> **WHAT THE TASK ASKS**: Could you print all the entries below exactly as they appear, omitting the pictures?

═════ DATA SUPPLIED

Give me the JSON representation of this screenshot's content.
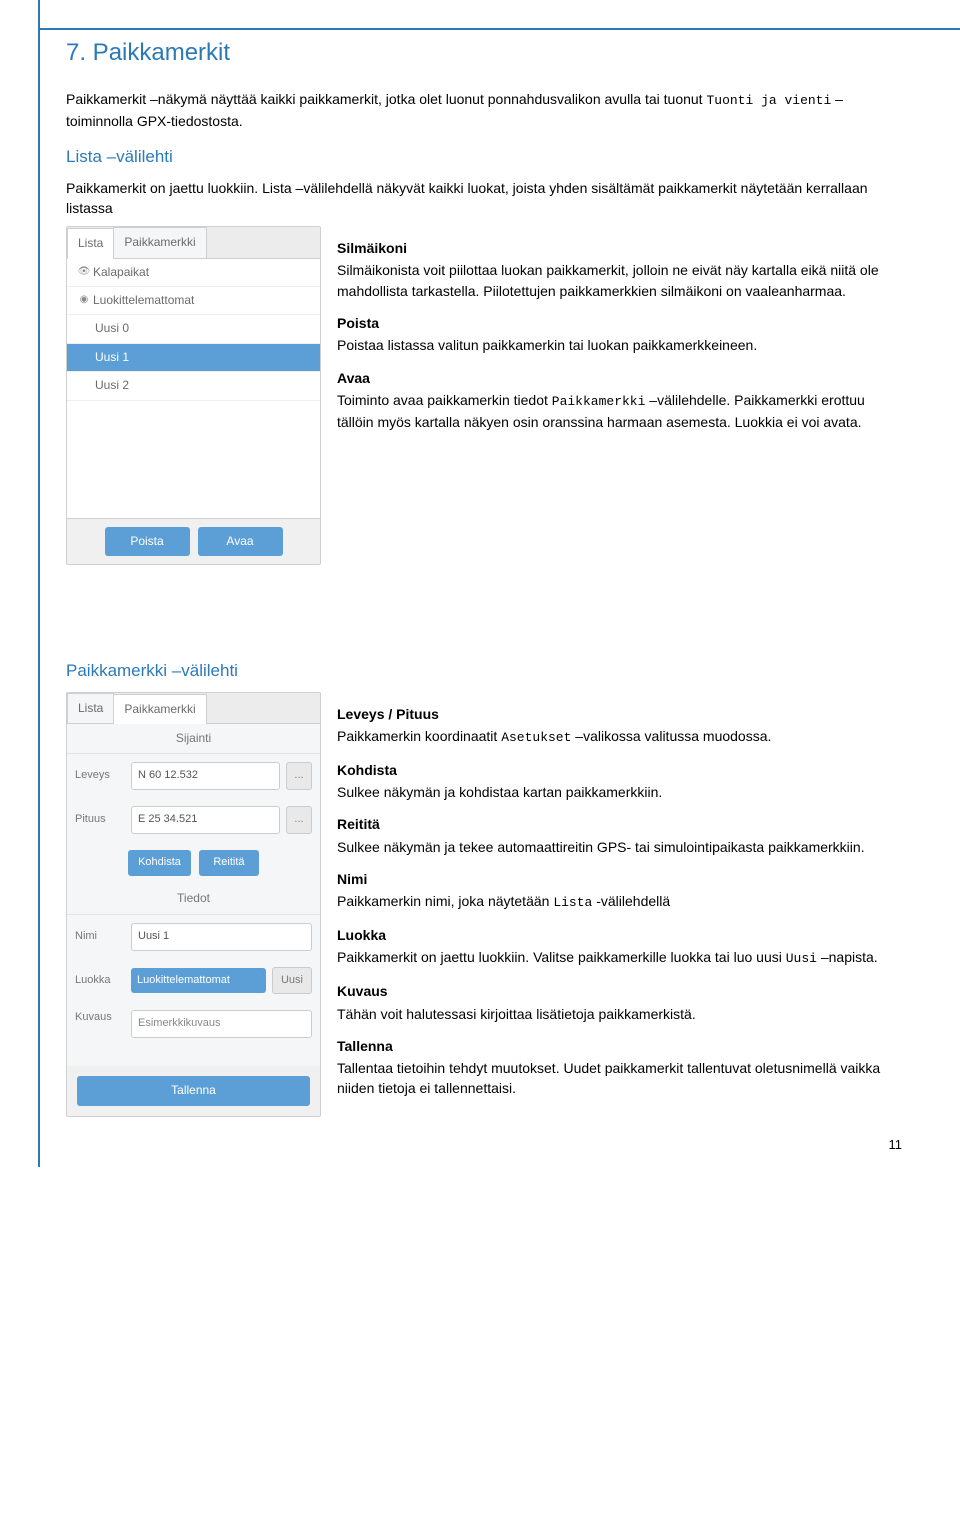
{
  "page_number": "11",
  "section": {
    "title": "7. Paikkamerkit",
    "intro_part1": "Paikkamerkit –näkymä näyttää kaikki paikkamerkit, jotka olet luonut ponnahdusvalikon avulla tai tuonut ",
    "intro_mono": "Tuonti ja vienti",
    "intro_part2": " –toiminnolla GPX-tiedostosta."
  },
  "lista": {
    "heading": "Lista –välilehti",
    "intro": "Paikkamerkit on jaettu luokkiin. Lista –välilehdellä näkyvät kaikki luokat, joista yhden sisältämät paikkamerkit näytetään kerrallaan listassa",
    "silmaikoni_h": "Silmäikoni",
    "silmaikoni_p": "Silmäikonista voit piilottaa luokan paikkamerkit, jolloin ne eivät näy kartalla eikä niitä ole mahdollista tarkastella. Piilotettujen paikkamerkkien silmäikoni on vaaleanharmaa.",
    "poista_h": "Poista",
    "poista_p": "Poistaa listassa valitun paikkamerkin tai luokan paikkamerkkeineen.",
    "avaa_h": "Avaa",
    "avaa_p1a": "Toiminto avaa paikkamerkin tiedot ",
    "avaa_p1m": "Paikkamerkki",
    "avaa_p1b": " –välilehdelle. Paikkamerkki erottuu tällöin myös kartalla näkyen osin oranssina harmaan asemesta. Luokkia ei voi avata."
  },
  "panel1": {
    "tab_lista": "Lista",
    "tab_paikkamerkki": "Paikkamerkki",
    "rows": {
      "kalapaikat": "Kalapaikat",
      "luokittelemattomat": "Luokittelemattomat",
      "uusi0": "Uusi 0",
      "uusi1": "Uusi 1",
      "uusi2": "Uusi 2"
    },
    "btn_poista": "Poista",
    "btn_avaa": "Avaa"
  },
  "paikkamerkki": {
    "heading": "Paikkamerkki –välilehti",
    "leveys_h": "Leveys / Pituus",
    "leveys_p1": "Paikkamerkin koordinaatit ",
    "leveys_m": "Asetukset",
    "leveys_p2": " –valikossa valitussa muodossa.",
    "kohdista_h": "Kohdista",
    "kohdista_p": "Sulkee näkymän ja kohdistaa kartan paikkamerkkiin.",
    "reitita_h": "Reititä",
    "reitita_p": "Sulkee näkymän ja tekee automaattireitin GPS- tai simulointipaikasta paikkamerkkiin.",
    "nimi_h": "Nimi",
    "nimi_p1": "Paikkamerkin nimi, joka näytetään ",
    "nimi_m": "Lista",
    "nimi_p2": " -välilehdellä",
    "luokka_h": "Luokka",
    "luokka_p1": "Paikkamerkit on jaettu luokkiin. Valitse paikkamerkille luokka tai luo uusi ",
    "luokka_m": "Uusi",
    "luokka_p2": " –napista.",
    "kuvaus_h": "Kuvaus",
    "kuvaus_p": "Tähän voit halutessasi kirjoittaa lisätietoja paikkamerkistä.",
    "tallenna_h": "Tallenna",
    "tallenna_p": "Tallentaa tietoihin tehdyt muutokset. Uudet paikkamerkit tallentuvat oletusnimellä vaikka niiden tietoja ei tallennettaisi."
  },
  "panel2": {
    "tab_lista": "Lista",
    "tab_paikkamerkki": "Paikkamerkki",
    "sijainti": "Sijainti",
    "leveys_label": "Leveys",
    "leveys_val": "N 60 12.532",
    "pituus_label": "Pituus",
    "pituus_val": "E 25 34.521",
    "kohdista": "Kohdista",
    "reitita": "Reititä",
    "tiedot": "Tiedot",
    "nimi_label": "Nimi",
    "nimi_val": "Uusi 1",
    "luokka_label": "Luokka",
    "luokka_val": "Luokittelemattomat",
    "uusi": "Uusi",
    "kuvaus_label": "Kuvaus",
    "kuvaus_val": "Esimerkkikuvaus",
    "tallenna": "Tallenna",
    "dots": "..."
  }
}
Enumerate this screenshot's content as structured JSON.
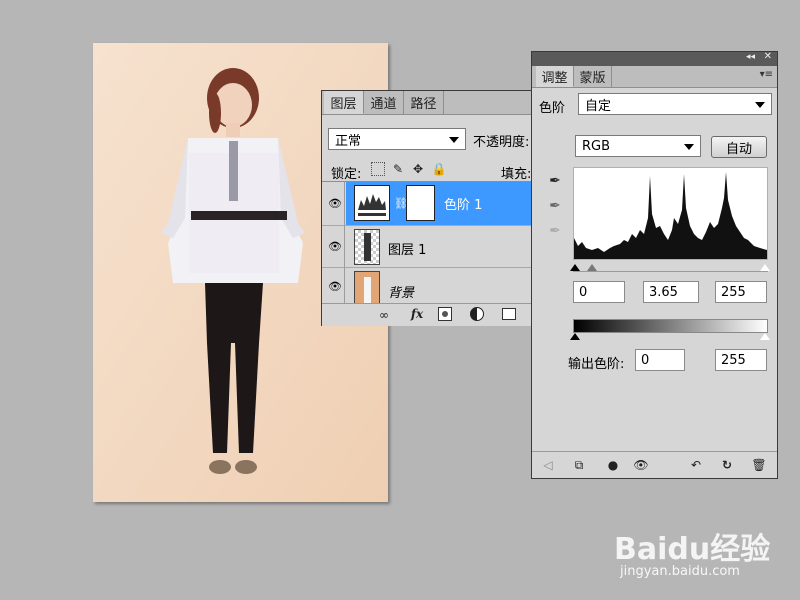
{
  "layers_panel": {
    "tabs": [
      {
        "label": "图层",
        "active": true
      },
      {
        "label": "通道",
        "active": false
      },
      {
        "label": "路径",
        "active": false
      }
    ],
    "blend_mode": "正常",
    "opacity_label": "不透明度:",
    "lock_label": "锁定:",
    "fill_label": "填充:",
    "layers": [
      {
        "name": "色阶 1",
        "selected": true,
        "visible": true
      },
      {
        "name": "图层 1",
        "selected": false,
        "visible": true
      },
      {
        "name": "背景",
        "selected": false,
        "visible": true
      }
    ],
    "footer_icons": [
      "link-icon",
      "fx-icon",
      "mask-icon",
      "adjustment-icon",
      "folder-icon"
    ],
    "fx_label": "fx"
  },
  "adjustments_panel": {
    "tabs": [
      {
        "label": "调整",
        "active": true
      },
      {
        "label": "蒙版",
        "active": false
      }
    ],
    "type_label": "色阶",
    "preset": "自定",
    "channel": "RGB",
    "auto_button": "自动",
    "input_values": {
      "black": "0",
      "gamma": "3.65",
      "white": "255"
    },
    "output_label": "输出色阶:",
    "output_values": {
      "black": "0",
      "white": "255"
    },
    "footer_icons": [
      "back-icon",
      "clip-icon",
      "mask-toggle-icon",
      "visibility-icon",
      "previous-state-icon",
      "reset-icon",
      "delete-icon"
    ]
  },
  "watermark": {
    "brand": "Baidu经验",
    "url": "jingyan.baidu.com"
  },
  "colors": {
    "selection": "#3d98ff",
    "panel": "#d6d6d6",
    "tabbar": "#bdbdbd",
    "canvas_bg": "#f3d9c3",
    "workspace": "#b6b6b6"
  }
}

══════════

> **SOLVED PROBLEM**:
Give me the JSON representation of this screenshot's content.
{
  "page_number": "11",
  "section": {
    "title": "7. Paikkamerkit",
    "intro_part1": "Paikkamerkit –näkymä näyttää kaikki paikkamerkit, jotka olet luonut ponnahdusvalikon avulla tai tuonut ",
    "intro_mono": "Tuonti ja vienti",
    "intro_part2": " –toiminnolla GPX-tiedostosta."
  },
  "lista": {
    "heading": "Lista –välilehti",
    "intro": "Paikkamerkit on jaettu luokkiin. Lista –välilehdellä näkyvät kaikki luokat, joista yhden sisältämät paikkamerkit näytetään kerrallaan listassa",
    "silmaikoni_h": "Silmäikoni",
    "silmaikoni_p": "Silmäikonista voit piilottaa luokan paikkamerkit, jolloin ne eivät näy kartalla eikä niitä ole mahdollista tarkastella. Piilotettujen paikkamerkkien silmäikoni on vaaleanharmaa.",
    "poista_h": "Poista",
    "poista_p": "Poistaa listassa valitun paikkamerkin tai luokan paikkamerkkeineen.",
    "avaa_h": "Avaa",
    "avaa_p1a": "Toiminto avaa paikkamerkin tiedot ",
    "avaa_p1m": "Paikkamerkki",
    "avaa_p1b": " –välilehdelle. Paikkamerkki erottuu tällöin myös kartalla näkyen osin oranssina harmaan asemesta. Luokkia ei voi avata."
  },
  "panel1": {
    "tab_lista": "Lista",
    "tab_paikkamerkki": "Paikkamerkki",
    "rows": {
      "kalapaikat": "Kalapaikat",
      "luokittelemattomat": "Luokittelemattomat",
      "uusi0": "Uusi 0",
      "uusi1": "Uusi 1",
      "uusi2": "Uusi 2"
    },
    "btn_poista": "Poista",
    "btn_avaa": "Avaa"
  },
  "paikkamerkki": {
    "heading": "Paikkamerkki –välilehti",
    "leveys_h": "Leveys / Pituus",
    "leveys_p1": "Paikkamerkin koordinaatit ",
    "leveys_m": "Asetukset",
    "leveys_p2": " –valikossa valitussa muodossa.",
    "kohdista_h": "Kohdista",
    "kohdista_p": "Sulkee näkymän ja kohdistaa kartan paikkamerkkiin.",
    "reitita_h": "Reititä",
    "reitita_p": "Sulkee näkymän ja tekee automaattireitin GPS- tai simulointipaikasta paikkamerkkiin.",
    "nimi_h": "Nimi",
    "nimi_p1": "Paikkamerkin nimi, joka näytetään ",
    "nimi_m": "Lista",
    "nimi_p2": " -välilehdellä",
    "luokka_h": "Luokka",
    "luokka_p1": "Paikkamerkit on jaettu luokkiin. Valitse paikkamerkille luokka tai luo uusi ",
    "luokka_m": "Uusi",
    "luokka_p2": " –napista.",
    "kuvaus_h": "Kuvaus",
    "kuvaus_p": "Tähän voit halutessasi kirjoittaa lisätietoja paikkamerkistä.",
    "tallenna_h": "Tallenna",
    "tallenna_p": "Tallentaa tietoihin tehdyt muutokset. Uudet paikkamerkit tallentuvat oletusnimellä vaikka niiden tietoja ei tallennettaisi."
  },
  "panel2": {
    "tab_lista": "Lista",
    "tab_paikkamerkki": "Paikkamerkki",
    "sijainti": "Sijainti",
    "leveys_label": "Leveys",
    "leveys_val": "N 60 12.532",
    "pituus_label": "Pituus",
    "pituus_val": "E 25 34.521",
    "kohdista": "Kohdista",
    "reitita": "Reititä",
    "tiedot": "Tiedot",
    "nimi_label": "Nimi",
    "nimi_val": "Uusi 1",
    "luokka_label": "Luokka",
    "luokka_val": "Luokittelemattomat",
    "uusi": "Uusi",
    "kuvaus_label": "Kuvaus",
    "kuvaus_val": "Esimerkkikuvaus",
    "tallenna": "Tallenna",
    "dots": "..."
  }
}
Enumerate this screenshot's content as structured JSON.
{
  "layers_panel": {
    "tabs": [
      {
        "label": "图层",
        "active": true
      },
      {
        "label": "通道",
        "active": false
      },
      {
        "label": "路径",
        "active": false
      }
    ],
    "blend_mode": "正常",
    "opacity_label": "不透明度:",
    "lock_label": "锁定:",
    "fill_label": "填充:",
    "layers": [
      {
        "name": "色阶 1",
        "selected": true,
        "visible": true
      },
      {
        "name": "图层 1",
        "selected": false,
        "visible": true
      },
      {
        "name": "背景",
        "selected": false,
        "visible": true
      }
    ],
    "footer_icons": [
      "link-icon",
      "fx-icon",
      "mask-icon",
      "adjustment-icon",
      "folder-icon"
    ],
    "fx_label": "fx"
  },
  "adjustments_panel": {
    "tabs": [
      {
        "label": "调整",
        "active": true
      },
      {
        "label": "蒙版",
        "active": false
      }
    ],
    "type_label": "色阶",
    "preset": "自定",
    "channel": "RGB",
    "auto_button": "自动",
    "input_values": {
      "black": "0",
      "gamma": "3.65",
      "white": "255"
    },
    "output_label": "输出色阶:",
    "output_values": {
      "black": "0",
      "white": "255"
    },
    "footer_icons": [
      "back-icon",
      "clip-icon",
      "mask-toggle-icon",
      "visibility-icon",
      "previous-state-icon",
      "reset-icon",
      "delete-icon"
    ]
  },
  "watermark": {
    "brand": "Baidu经验",
    "url": "jingyan.baidu.com"
  },
  "colors": {
    "selection": "#3d98ff",
    "panel": "#d6d6d6",
    "tabbar": "#bdbdbd",
    "canvas_bg": "#f3d9c3",
    "workspace": "#b6b6b6"
  }
}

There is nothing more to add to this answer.